My seed potatoes finally arrived last week about a month later than I would have liked. I ordered Sarpo Mira for my main crop potatoes and Pentland Javelin for a first early crop which I was hoping to be able to harvest in May – probably a bit late for that now unless I try forcing – more on that method later…Maybe next year I’ll try pick up the varieties available in local garden centres rather than being too picky and relying on mail order!
Anyhow I wanted to get my potatoes off to an early start by chitting them.
What does chitting potatoes mean?
Chitting potatoes is a method used to give your seed potatoes their best possible start and is supposed to give a larger, healthier and longer crop of potatoes. Rather than immediately planting your bare seed potatoes; place them in a cool but frost free sunny place, such as an unheated bedroom, enclosed porch or windowsill. If you are only planning on planting a few potatoes you can prop them up singly in egg boxes with the blunter end containing the most “eyes” facing upwards as these “eyes” will develop the desired shoots; otherwise if you are planting lots of potatoes simply spread them out in a shallow box – the shoots will form anyway. After a few days you will notice tiny green protrusions emerging from the eyes – over the next couple of weeks these will develop into chunky green shoots. Once the shoots are an inch long your potatoes are chitted and ready for planting out.
Before planting your chitted potatoes, break off all but three or four of the green shoots – if you leave too many shoots on each potato the increased competition for space and nutrients will result in smaller lower quality potatoes.
Since my first early Pentland Javelin seed potatoes arrived late, in order to force them to crop in May I’m going to have to ensure they are in a warmer growing environment than is normal.
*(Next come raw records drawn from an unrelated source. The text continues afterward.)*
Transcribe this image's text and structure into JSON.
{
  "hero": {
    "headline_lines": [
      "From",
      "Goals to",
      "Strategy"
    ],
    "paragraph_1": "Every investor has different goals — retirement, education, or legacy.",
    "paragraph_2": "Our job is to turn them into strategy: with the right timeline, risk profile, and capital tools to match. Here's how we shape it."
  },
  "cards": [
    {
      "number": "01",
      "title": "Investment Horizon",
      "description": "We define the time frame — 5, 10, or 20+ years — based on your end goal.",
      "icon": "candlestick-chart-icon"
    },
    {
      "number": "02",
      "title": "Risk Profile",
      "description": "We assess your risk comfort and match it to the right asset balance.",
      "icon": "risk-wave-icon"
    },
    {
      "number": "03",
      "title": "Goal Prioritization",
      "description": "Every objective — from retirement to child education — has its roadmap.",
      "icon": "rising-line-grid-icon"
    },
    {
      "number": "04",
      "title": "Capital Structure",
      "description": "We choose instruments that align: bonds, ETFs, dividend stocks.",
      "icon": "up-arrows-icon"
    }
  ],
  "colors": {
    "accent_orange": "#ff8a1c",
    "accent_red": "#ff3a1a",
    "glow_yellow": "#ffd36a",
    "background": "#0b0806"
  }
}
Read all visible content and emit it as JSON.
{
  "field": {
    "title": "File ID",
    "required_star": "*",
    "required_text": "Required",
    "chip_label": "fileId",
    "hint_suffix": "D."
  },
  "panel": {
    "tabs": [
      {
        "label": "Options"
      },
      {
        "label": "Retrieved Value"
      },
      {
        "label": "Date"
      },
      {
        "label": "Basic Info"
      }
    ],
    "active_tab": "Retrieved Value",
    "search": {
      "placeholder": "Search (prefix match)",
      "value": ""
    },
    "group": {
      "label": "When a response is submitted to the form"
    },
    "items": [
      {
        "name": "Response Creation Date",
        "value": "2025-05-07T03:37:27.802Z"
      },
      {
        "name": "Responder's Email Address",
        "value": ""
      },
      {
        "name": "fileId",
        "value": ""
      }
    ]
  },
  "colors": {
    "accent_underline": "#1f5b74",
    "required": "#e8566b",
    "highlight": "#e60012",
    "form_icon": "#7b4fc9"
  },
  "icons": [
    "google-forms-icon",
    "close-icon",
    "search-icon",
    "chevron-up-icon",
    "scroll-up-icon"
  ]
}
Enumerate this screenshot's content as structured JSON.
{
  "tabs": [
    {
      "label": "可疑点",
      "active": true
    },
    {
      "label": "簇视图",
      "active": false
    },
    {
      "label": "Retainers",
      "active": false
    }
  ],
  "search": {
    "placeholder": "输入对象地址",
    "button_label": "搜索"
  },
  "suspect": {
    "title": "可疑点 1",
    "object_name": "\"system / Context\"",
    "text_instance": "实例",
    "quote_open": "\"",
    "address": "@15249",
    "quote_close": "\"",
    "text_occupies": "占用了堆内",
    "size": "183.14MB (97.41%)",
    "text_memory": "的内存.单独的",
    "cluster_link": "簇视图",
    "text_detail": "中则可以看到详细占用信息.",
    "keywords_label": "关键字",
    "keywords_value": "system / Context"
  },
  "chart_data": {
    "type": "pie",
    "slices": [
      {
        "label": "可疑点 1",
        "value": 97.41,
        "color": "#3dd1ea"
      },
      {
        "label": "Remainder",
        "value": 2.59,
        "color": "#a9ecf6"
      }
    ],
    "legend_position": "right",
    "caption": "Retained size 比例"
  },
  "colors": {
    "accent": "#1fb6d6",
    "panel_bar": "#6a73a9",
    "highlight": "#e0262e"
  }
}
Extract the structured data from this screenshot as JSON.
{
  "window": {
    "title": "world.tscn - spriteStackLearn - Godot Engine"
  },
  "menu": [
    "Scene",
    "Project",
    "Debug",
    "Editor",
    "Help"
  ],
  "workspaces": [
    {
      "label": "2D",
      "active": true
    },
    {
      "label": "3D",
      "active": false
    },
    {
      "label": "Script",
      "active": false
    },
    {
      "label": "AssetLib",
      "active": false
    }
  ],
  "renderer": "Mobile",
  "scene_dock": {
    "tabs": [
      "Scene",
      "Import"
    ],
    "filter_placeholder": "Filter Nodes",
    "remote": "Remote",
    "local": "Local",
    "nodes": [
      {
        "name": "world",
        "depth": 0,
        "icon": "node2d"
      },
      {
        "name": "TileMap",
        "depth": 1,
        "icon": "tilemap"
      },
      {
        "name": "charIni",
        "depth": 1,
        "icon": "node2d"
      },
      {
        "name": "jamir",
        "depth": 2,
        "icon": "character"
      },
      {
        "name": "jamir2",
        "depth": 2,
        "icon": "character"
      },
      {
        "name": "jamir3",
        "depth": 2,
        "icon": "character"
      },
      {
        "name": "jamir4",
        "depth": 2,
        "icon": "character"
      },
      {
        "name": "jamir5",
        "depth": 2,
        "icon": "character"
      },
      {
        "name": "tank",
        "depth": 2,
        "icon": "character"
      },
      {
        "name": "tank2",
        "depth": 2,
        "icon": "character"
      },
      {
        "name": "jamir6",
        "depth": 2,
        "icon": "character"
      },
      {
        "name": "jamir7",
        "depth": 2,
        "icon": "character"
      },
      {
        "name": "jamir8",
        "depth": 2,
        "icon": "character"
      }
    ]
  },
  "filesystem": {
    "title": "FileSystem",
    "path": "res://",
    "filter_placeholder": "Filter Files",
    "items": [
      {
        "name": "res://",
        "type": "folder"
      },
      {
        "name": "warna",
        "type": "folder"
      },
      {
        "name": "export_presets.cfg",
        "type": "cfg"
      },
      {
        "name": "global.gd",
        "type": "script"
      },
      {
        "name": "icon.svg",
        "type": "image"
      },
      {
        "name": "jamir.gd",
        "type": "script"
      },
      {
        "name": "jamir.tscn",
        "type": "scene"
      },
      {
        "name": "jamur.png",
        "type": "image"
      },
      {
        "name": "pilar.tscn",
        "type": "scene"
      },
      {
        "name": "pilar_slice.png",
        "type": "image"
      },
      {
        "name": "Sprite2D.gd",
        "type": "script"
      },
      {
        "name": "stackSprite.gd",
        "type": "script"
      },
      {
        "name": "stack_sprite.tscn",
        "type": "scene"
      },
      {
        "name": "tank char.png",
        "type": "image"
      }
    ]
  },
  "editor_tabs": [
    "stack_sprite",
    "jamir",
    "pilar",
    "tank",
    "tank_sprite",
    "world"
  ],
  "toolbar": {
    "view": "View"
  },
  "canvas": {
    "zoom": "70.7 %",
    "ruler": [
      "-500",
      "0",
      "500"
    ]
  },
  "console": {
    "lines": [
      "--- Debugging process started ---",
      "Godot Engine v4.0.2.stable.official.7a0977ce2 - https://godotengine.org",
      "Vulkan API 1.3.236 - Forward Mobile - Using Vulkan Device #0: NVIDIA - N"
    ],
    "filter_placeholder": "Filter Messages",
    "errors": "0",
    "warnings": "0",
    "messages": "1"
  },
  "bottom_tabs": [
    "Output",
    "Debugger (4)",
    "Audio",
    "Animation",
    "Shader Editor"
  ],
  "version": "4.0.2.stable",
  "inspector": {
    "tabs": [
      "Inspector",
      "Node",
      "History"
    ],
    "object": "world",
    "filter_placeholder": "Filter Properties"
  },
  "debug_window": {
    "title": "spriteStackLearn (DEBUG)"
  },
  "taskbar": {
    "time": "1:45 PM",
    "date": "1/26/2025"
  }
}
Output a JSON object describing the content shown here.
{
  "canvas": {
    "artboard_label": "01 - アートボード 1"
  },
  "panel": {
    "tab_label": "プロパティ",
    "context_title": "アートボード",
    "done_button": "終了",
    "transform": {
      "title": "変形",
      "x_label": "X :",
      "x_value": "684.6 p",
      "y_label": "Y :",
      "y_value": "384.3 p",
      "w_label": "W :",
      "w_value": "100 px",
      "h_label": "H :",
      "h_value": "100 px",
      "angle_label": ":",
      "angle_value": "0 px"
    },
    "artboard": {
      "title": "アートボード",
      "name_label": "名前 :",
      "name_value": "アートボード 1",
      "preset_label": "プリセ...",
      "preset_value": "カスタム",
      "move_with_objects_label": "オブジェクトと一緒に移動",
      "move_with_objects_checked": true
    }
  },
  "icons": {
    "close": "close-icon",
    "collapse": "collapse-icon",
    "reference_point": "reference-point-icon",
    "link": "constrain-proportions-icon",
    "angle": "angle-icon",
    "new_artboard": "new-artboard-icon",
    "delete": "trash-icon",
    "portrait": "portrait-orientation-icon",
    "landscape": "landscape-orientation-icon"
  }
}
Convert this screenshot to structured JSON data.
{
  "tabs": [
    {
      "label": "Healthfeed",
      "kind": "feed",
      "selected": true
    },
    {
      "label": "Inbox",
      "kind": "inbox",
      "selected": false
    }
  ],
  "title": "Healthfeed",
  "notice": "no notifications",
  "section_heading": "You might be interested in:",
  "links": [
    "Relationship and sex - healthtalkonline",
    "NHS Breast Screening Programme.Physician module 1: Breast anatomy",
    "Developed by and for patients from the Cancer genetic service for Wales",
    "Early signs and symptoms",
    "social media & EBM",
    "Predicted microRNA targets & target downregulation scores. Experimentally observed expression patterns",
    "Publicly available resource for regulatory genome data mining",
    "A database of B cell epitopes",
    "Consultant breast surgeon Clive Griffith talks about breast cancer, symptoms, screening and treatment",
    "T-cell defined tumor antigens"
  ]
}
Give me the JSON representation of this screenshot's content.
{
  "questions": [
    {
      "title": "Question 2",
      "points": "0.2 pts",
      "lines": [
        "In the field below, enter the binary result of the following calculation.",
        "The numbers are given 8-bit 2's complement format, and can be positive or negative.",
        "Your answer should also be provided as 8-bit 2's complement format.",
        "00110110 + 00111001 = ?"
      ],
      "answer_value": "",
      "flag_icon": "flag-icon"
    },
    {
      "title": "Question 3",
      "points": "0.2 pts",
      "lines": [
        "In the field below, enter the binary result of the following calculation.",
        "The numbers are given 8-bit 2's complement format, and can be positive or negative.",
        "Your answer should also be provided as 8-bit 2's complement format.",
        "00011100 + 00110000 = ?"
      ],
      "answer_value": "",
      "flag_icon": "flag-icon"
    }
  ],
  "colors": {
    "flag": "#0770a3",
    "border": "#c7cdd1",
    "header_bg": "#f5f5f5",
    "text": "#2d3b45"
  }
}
To achieve this I will use compost bags turned inside out so that the black interior is now on the outside and ready to absorb as much heat as possible.
I will roll the bags down to half their height and fill them to a height of 12 inches with a mix of compost and regular soil. Once I have planted the potatoes I will add an additional 6 inches or so of compost. Within a couple of weeks shoots should have started to appear and once these shoots are 5 or six inches tall I will roll up the sides of the bag and fill with more compost until they are covered. I will continue to do this until the shoots reach almost to the top of the sack when I will leave them to flower. They should flower in May if I follow this method correctly and my potatoes will then be ready for harvesting.
This method has an additional advantage that the potatoes can be harvested as needed – a few at a time – whilst leaving the haulms to grow more potatoes for next time. Simply cut a small hole in the sack and pull out your potatoes as and when required without uprooting the whole plant!
Pierce a few holes for drainage in the bottom of the sack and keep the soil moist but not soaking. Try to keep the potatoes growing in a warm greenhouse to make the process as quick as possible